Please retype the entries exactly as they stand, leaving out any pictures.

[Records from a collection]
================

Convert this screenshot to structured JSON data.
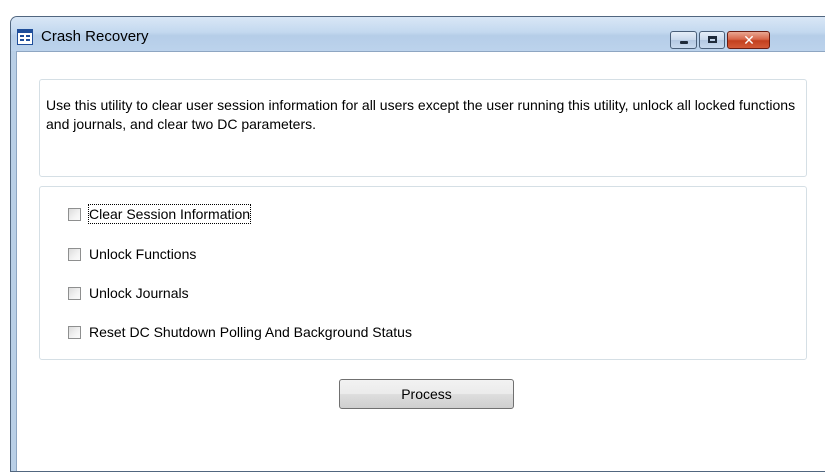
{
  "window": {
    "title": "Crash Recovery",
    "icon": "app-window-icon",
    "controls": {
      "minimize": "minimize-icon",
      "maximize": "maximize-icon",
      "close": "close-icon",
      "close_color": "#c3401f"
    }
  },
  "description": "Use this utility to clear user session information for all users except the user running this utility, unlock all locked functions and journals, and clear two DC parameters.",
  "options": [
    {
      "label": "Clear Session Information",
      "checked": false,
      "focused": true
    },
    {
      "label": "Unlock Functions",
      "checked": false,
      "focused": false
    },
    {
      "label": "Unlock Journals",
      "checked": false,
      "focused": false
    },
    {
      "label": "Reset DC Shutdown Polling And Background Status",
      "checked": false,
      "focused": false
    }
  ],
  "process_button": "Process",
  "colors": {
    "titlebar": "#c3d8ef",
    "frame": "#b9cfe6",
    "group_border": "#d5dfe5"
  }
}
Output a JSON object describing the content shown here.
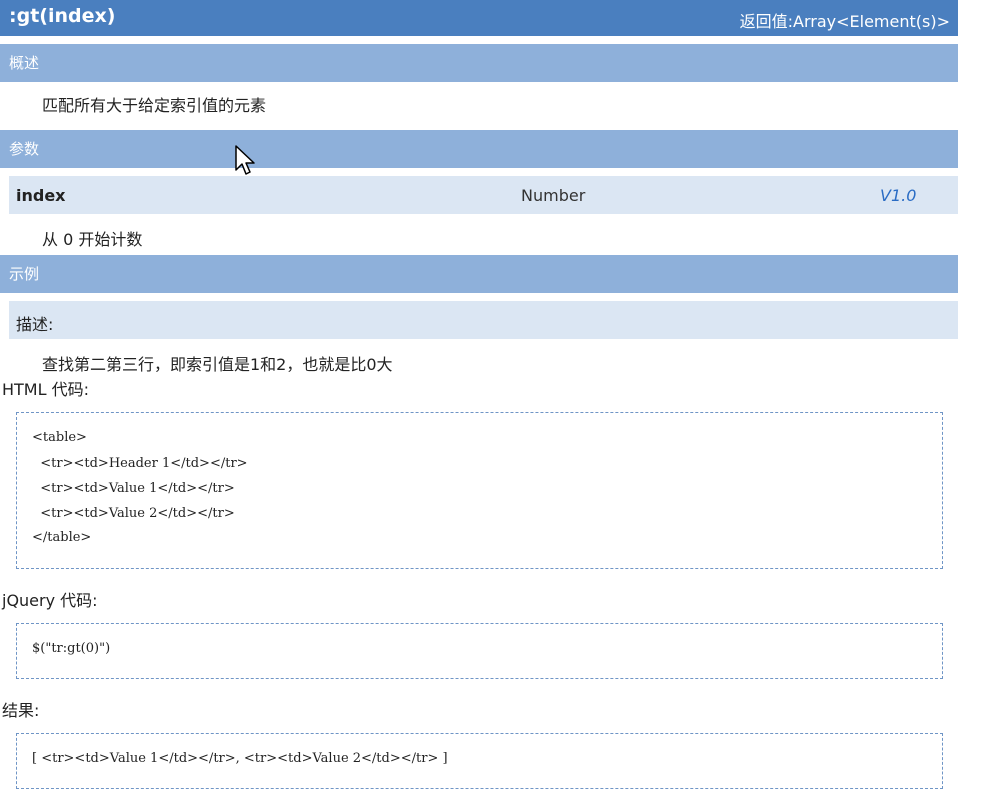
{
  "header": {
    "title": ":gt(index)",
    "return_value": "返回值:Array<Element(s)>"
  },
  "overview": {
    "label": "概述",
    "text": "匹配所有大于给定索引值的元素"
  },
  "params": {
    "label": "参数",
    "name": "index",
    "type": "Number",
    "version": "V1.0",
    "description": "从 0 开始计数"
  },
  "example": {
    "label": "示例",
    "desc_label": "描述:",
    "desc_text": "查找第二第三行，即索引值是1和2，也就是比0大",
    "html_label": "HTML 代码:",
    "html_code": [
      "<table>",
      "  <tr><td>Header 1</td></tr>",
      "  <tr><td>Value 1</td></tr>",
      "  <tr><td>Value 2</td></tr>",
      "</table>"
    ],
    "jquery_label": "jQuery 代码:",
    "jquery_code": "$(\"tr:gt(0)\")",
    "result_label": "结果:",
    "result_code": "[ <tr><td>Value 1</td></tr>, <tr><td>Value 2</td></tr> ]"
  },
  "colors": {
    "title_bg": "#4a7fbf",
    "section_bg": "#8eb0da",
    "subsection_bg": "#dbe6f3",
    "version_text": "#2a6cc4",
    "code_border": "#6f95c6"
  },
  "icons": {
    "cursor": "mouse-pointer-icon"
  }
}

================

* YOUR SOLUTION *
Convert this screenshot to structured JSON data.
{
  "window": {
    "title": "Crash Recovery",
    "icon": "app-window-icon",
    "controls": {
      "minimize": "minimize-icon",
      "maximize": "maximize-icon",
      "close": "close-icon",
      "close_color": "#c3401f"
    }
  },
  "description": "Use this utility to clear user session information for all users except the user running this utility, unlock all locked functions and journals, and clear two DC parameters.",
  "options": [
    {
      "label": "Clear Session Information",
      "checked": false,
      "focused": true
    },
    {
      "label": "Unlock Functions",
      "checked": false,
      "focused": false
    },
    {
      "label": "Unlock Journals",
      "checked": false,
      "focused": false
    },
    {
      "label": "Reset DC Shutdown Polling And Background Status",
      "checked": false,
      "focused": false
    }
  ],
  "process_button": "Process",
  "colors": {
    "titlebar": "#c3d8ef",
    "frame": "#b9cfe6",
    "group_border": "#d5dfe5"
  }
}
Output a JSON object describing the content shown here.
{
  "header": {
    "title": ":gt(index)",
    "return_value": "返回值:Array<Element(s)>"
  },
  "overview": {
    "label": "概述",
    "text": "匹配所有大于给定索引值的元素"
  },
  "params": {
    "label": "参数",
    "name": "index",
    "type": "Number",
    "version": "V1.0",
    "description": "从 0 开始计数"
  },
  "example": {
    "label": "示例",
    "desc_label": "描述:",
    "desc_text": "查找第二第三行，即索引值是1和2，也就是比0大",
    "html_label": "HTML 代码:",
    "html_code": [
      "<table>",
      "  <tr><td>Header 1</td></tr>",
      "  <tr><td>Value 1</td></tr>",
      "  <tr><td>Value 2</td></tr>",
      "</table>"
    ],
    "jquery_label": "jQuery 代码:",
    "jquery_code": "$(\"tr:gt(0)\")",
    "result_label": "结果:",
    "result_code": "[ <tr><td>Value 1</td></tr>, <tr><td>Value 2</td></tr> ]"
  },
  "colors": {
    "title_bg": "#4a7fbf",
    "section_bg": "#8eb0da",
    "subsection_bg": "#dbe6f3",
    "version_text": "#2a6cc4",
    "code_border": "#6f95c6"
  },
  "icons": {
    "cursor": "mouse-pointer-icon"
  }
}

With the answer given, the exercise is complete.